By now, most people have heard of STEM education, which focuses on science, technology, engineering and mathematics. But what about STEAM? That extra letter could have an impact on your college decisions, so here’s what you need to know.
What Is the Difference Between STEM and STEAM?
In an effort to increase interest and proficiency in science, technology, engineering and math, many schools throughout the U.S. turned to STEM-focused educational programs. These often include providing students with robotics programs, laptops or tablets and adding labs to schools with the hopes of giving students the skills they needed to solve modern-day societal concerns.
Now, teachers are adding another letter to this curriculum to integrate the arts. Created by the Rhode Island School of Design (RISD), STEAM education provides a cross-disciplinary approach to learning. According to RISD, considering STEM subjects within the context of art, and vice versa reinforces the value of the humanities and better prepares students to enter an economy increasingly based on innovation as a form of advancement.
The Importance of STEAM Education
Students exposed to a STEAM curriculum are not taught information alone — they’re also tasked with asking questions, experimentation, creativity and drawing their own connections between each discipline.

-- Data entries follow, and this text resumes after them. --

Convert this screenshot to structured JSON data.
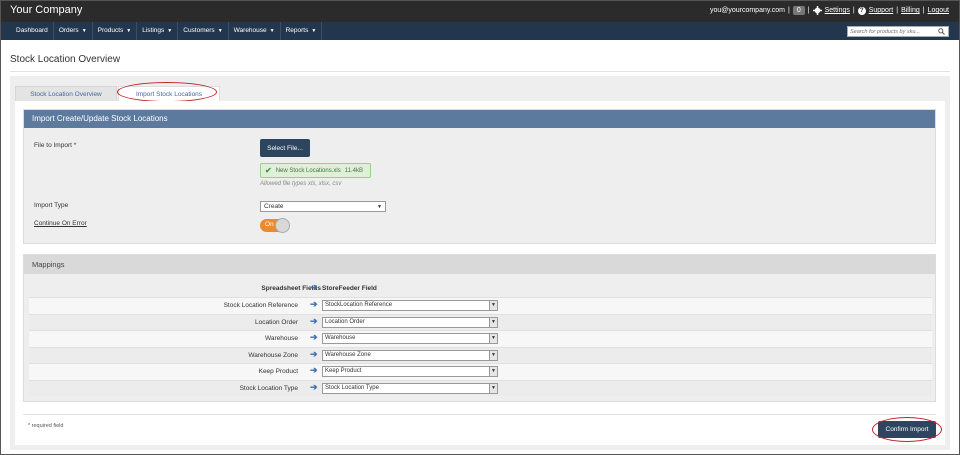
{
  "header": {
    "brand": "Your Company",
    "user_email": "you@yourcompany.com",
    "badge_count": "0",
    "settings": "Settings",
    "support": "Support",
    "billing": "Billing",
    "logout": "Logout"
  },
  "nav": {
    "items": [
      {
        "label": "Dashboard",
        "dropdown": false
      },
      {
        "label": "Orders",
        "dropdown": true
      },
      {
        "label": "Products",
        "dropdown": true
      },
      {
        "label": "Listings",
        "dropdown": true
      },
      {
        "label": "Customers",
        "dropdown": true
      },
      {
        "label": "Warehouse",
        "dropdown": true
      },
      {
        "label": "Reports",
        "dropdown": true
      }
    ],
    "search_placeholder": "Search for products by sku..."
  },
  "page": {
    "title": "Stock Location Overview",
    "tabs": [
      "Stock Location Overview",
      "Import Stock Locations"
    ],
    "active_tab": "Import Stock Locations"
  },
  "import_panel": {
    "heading": "Import Create/Update Stock Locations",
    "file_label": "File to Import *",
    "select_file_button": "Select File...",
    "file_name": "New Stock Locations.xls",
    "file_size": "11.4kB",
    "allowed_types": "Allowed file types xls, xlsx, csv",
    "import_type_label": "Import Type",
    "import_type_value": "Create",
    "continue_on_error_label": "Continue On Error",
    "continue_on_error_state": "On"
  },
  "mappings": {
    "heading": "Mappings",
    "col_spreadsheet": "Spreadsheet Fields",
    "col_storefeeder": "StoreFeeder Field",
    "rows": [
      {
        "field": "Stock Location Reference",
        "mapped": "StockLocation Reference"
      },
      {
        "field": "Location Order",
        "mapped": "Location Order"
      },
      {
        "field": "Warehouse",
        "mapped": "Warehouse"
      },
      {
        "field": "Warehouse Zone",
        "mapped": "Warehouse Zone"
      },
      {
        "field": "Keep Product",
        "mapped": "Keep Product"
      },
      {
        "field": "Stock Location Type",
        "mapped": "Stock Location Type"
      }
    ]
  },
  "footer": {
    "required_note": "* required field",
    "confirm_button": "Confirm Import"
  },
  "colors": {
    "topbar": "#2b2b2b",
    "navbar": "#22364d",
    "panel_header": "#5b7a9e",
    "button": "#2e4560",
    "toggle_on": "#f0892e",
    "highlight_ring": "#c0232c"
  }
}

Rather than learning geometry and taking a test, for example, students might learn about principles of scale and then visit a museum to see how artists use scale to give their paintings realistic depth. Exercises like this develop those all-important critical thinking skills while introducing students to real-world applications of important information.
What STEAM Means For College Students
Knowing this, when it comes to choosing a college or the courses within it, you may want to consider an interdisciplinary, STEAM approach to your education. A liberal arts college will typically require students to take a variety of general education courses in science, math and the arts alongside their major courses, while students at a more technical or vocational school will focus primarily on skills relevant to their intended career.
While technical schools have historically been considered more valuable in terms of post-graduate earnings, there’s evidence that STEAM schools also offer viable career paths after graduation. Choosing a liberal arts education is not necessarily a worse financial decision than attending any other type of school. In fact, it may provide improved abilities to think critically, solve problems, communicate effectively and make a positive impact on the world.
When it’s time to choose a school, think about what’s important to you. For some students, an education that allows them to dive deeply into one skill is ideal. For others, and for an increasing number of employers, a broader perspective can be more beneficial, according to a CBS news report. Whatever you choose, don’t instantly rule out the value of an integrated approach. It may open more doors than you realize.